Listed records:
────────
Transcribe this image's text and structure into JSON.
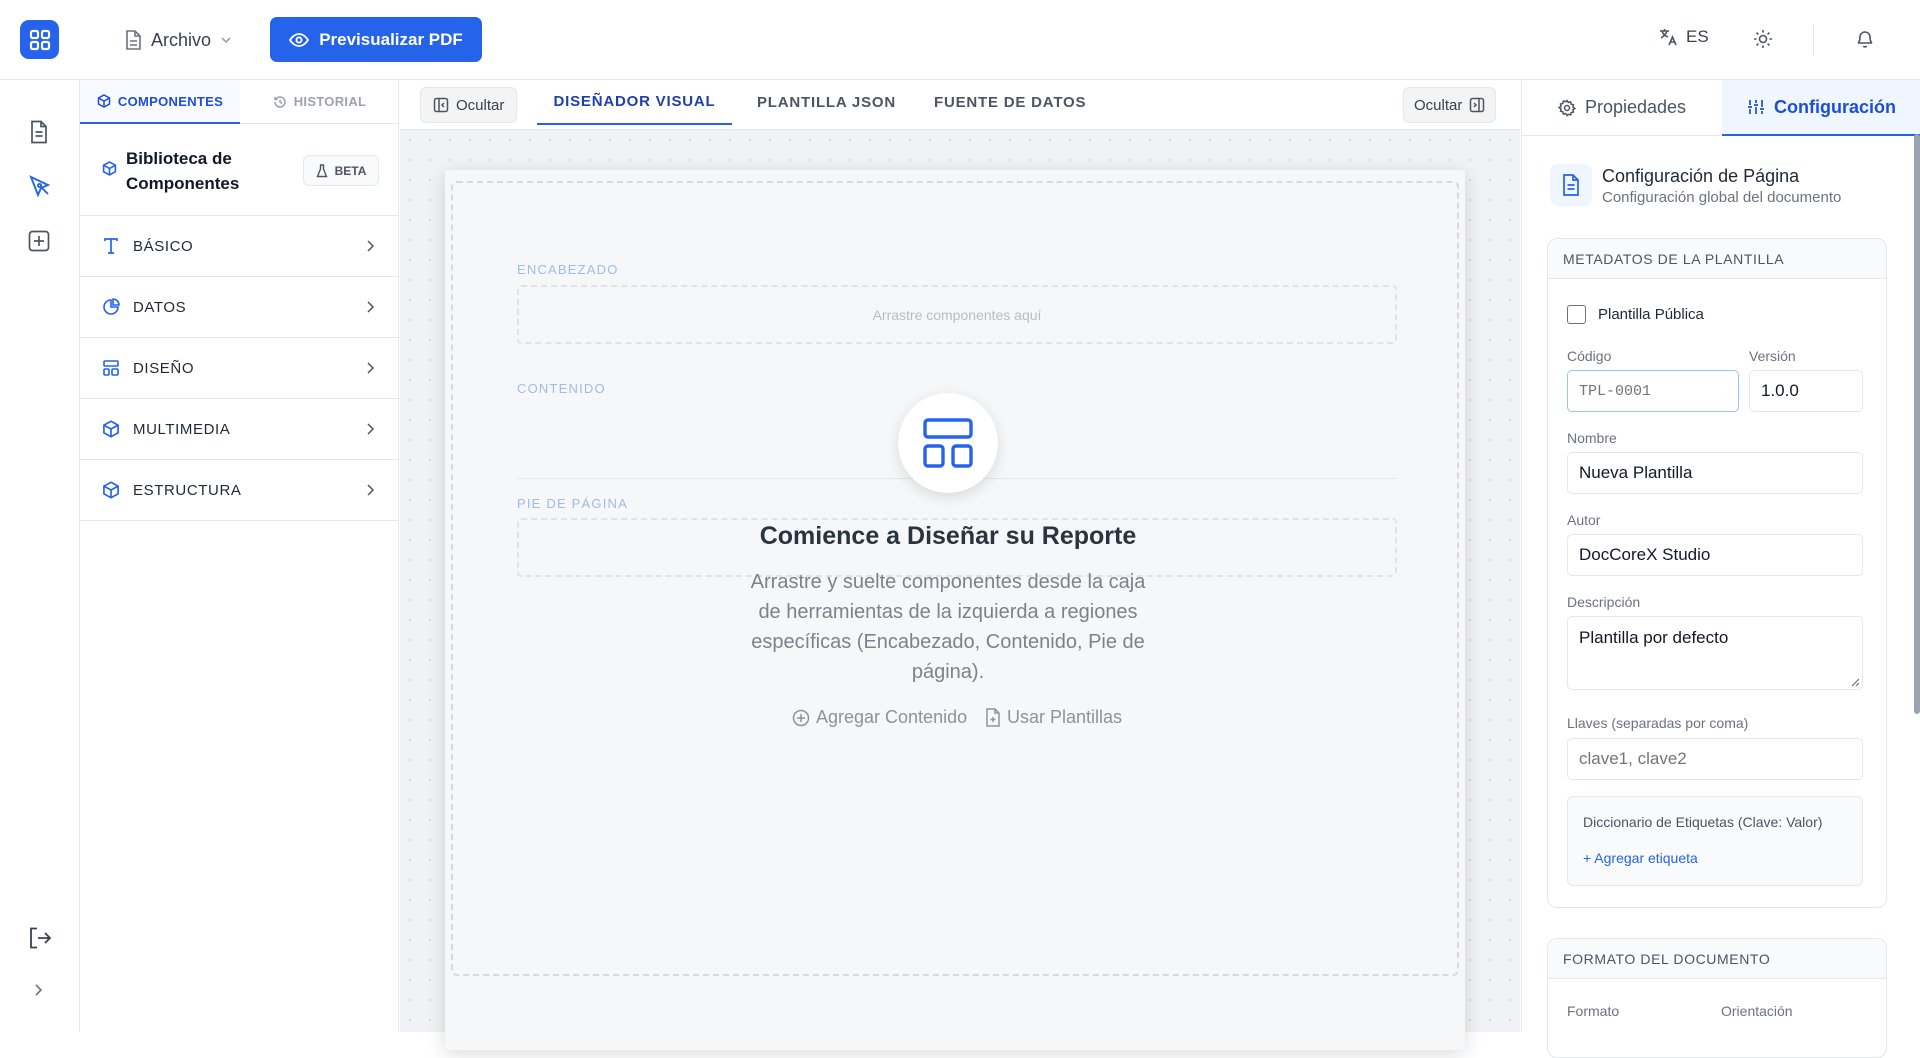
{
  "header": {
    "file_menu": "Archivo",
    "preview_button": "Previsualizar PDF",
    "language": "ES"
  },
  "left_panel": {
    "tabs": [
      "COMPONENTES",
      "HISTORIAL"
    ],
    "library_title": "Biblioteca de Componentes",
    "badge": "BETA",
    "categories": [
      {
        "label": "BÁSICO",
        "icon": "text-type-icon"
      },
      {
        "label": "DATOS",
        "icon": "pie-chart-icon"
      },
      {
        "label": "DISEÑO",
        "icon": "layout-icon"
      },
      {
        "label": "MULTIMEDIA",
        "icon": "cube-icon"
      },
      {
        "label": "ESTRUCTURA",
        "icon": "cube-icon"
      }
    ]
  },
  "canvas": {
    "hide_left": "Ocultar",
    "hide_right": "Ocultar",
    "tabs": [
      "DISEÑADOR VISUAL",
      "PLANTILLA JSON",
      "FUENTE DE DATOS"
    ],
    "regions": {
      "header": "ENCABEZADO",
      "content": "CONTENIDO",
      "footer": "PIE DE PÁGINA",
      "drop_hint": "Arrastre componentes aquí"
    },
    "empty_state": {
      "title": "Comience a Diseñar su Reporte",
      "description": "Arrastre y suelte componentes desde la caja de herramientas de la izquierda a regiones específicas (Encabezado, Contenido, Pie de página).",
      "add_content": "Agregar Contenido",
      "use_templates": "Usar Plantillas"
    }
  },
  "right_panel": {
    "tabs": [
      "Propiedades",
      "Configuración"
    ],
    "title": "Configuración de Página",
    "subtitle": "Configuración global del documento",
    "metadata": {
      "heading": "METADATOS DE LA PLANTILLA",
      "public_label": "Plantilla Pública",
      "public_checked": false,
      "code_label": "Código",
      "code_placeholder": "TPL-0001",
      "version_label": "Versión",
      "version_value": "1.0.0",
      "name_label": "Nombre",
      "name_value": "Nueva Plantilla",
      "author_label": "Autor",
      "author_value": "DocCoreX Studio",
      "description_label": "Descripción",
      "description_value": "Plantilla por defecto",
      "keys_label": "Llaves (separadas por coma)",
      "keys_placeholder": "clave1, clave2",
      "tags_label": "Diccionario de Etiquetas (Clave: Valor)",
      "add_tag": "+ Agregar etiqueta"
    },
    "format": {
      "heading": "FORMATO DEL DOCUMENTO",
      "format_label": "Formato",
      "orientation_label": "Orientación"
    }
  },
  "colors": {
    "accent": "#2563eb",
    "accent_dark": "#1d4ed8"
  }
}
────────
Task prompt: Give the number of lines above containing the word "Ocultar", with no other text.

Completed task: 2